Exercise material:
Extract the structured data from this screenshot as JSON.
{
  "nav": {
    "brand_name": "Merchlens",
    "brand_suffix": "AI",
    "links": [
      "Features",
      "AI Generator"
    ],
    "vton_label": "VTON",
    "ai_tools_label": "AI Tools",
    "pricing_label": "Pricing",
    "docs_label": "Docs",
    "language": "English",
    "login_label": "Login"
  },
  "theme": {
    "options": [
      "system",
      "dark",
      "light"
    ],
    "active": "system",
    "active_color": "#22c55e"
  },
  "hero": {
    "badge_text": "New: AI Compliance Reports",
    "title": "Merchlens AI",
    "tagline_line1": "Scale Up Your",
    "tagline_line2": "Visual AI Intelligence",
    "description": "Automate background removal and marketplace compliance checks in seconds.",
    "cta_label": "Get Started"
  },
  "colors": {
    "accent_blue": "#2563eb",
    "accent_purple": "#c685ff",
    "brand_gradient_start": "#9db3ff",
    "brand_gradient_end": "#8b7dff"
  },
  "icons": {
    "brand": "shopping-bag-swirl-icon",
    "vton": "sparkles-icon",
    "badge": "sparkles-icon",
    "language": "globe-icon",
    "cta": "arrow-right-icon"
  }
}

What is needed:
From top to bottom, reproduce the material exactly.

Final answer:
Extract the structured data from this screenshot as JSON.
{
  "nav": {
    "brand_name": "Merchlens",
    "brand_suffix": "AI",
    "links": [
      "Features",
      "AI Generator"
    ],
    "vton_label": "VTON",
    "ai_tools_label": "AI Tools",
    "pricing_label": "Pricing",
    "docs_label": "Docs",
    "language": "English",
    "login_label": "Login"
  },
  "theme": {
    "options": [
      "system",
      "dark",
      "light"
    ],
    "active": "system",
    "active_color": "#22c55e"
  },
  "hero": {
    "badge_text": "New: AI Compliance Reports",
    "title": "Merchlens AI",
    "tagline_line1": "Scale Up Your",
    "tagline_line2": "Visual AI Intelligence",
    "description": "Automate background removal and marketplace compliance checks in seconds.",
    "cta_label": "Get Started"
  },
  "colors": {
    "accent_blue": "#2563eb",
    "accent_purple": "#c685ff",
    "brand_gradient_start": "#9db3ff",
    "brand_gradient_end": "#8b7dff"
  },
  "icons": {
    "brand": "shopping-bag-swirl-icon",
    "vton": "sparkles-icon",
    "badge": "sparkles-icon",
    "language": "globe-icon",
    "cta": "arrow-right-icon"
  }
}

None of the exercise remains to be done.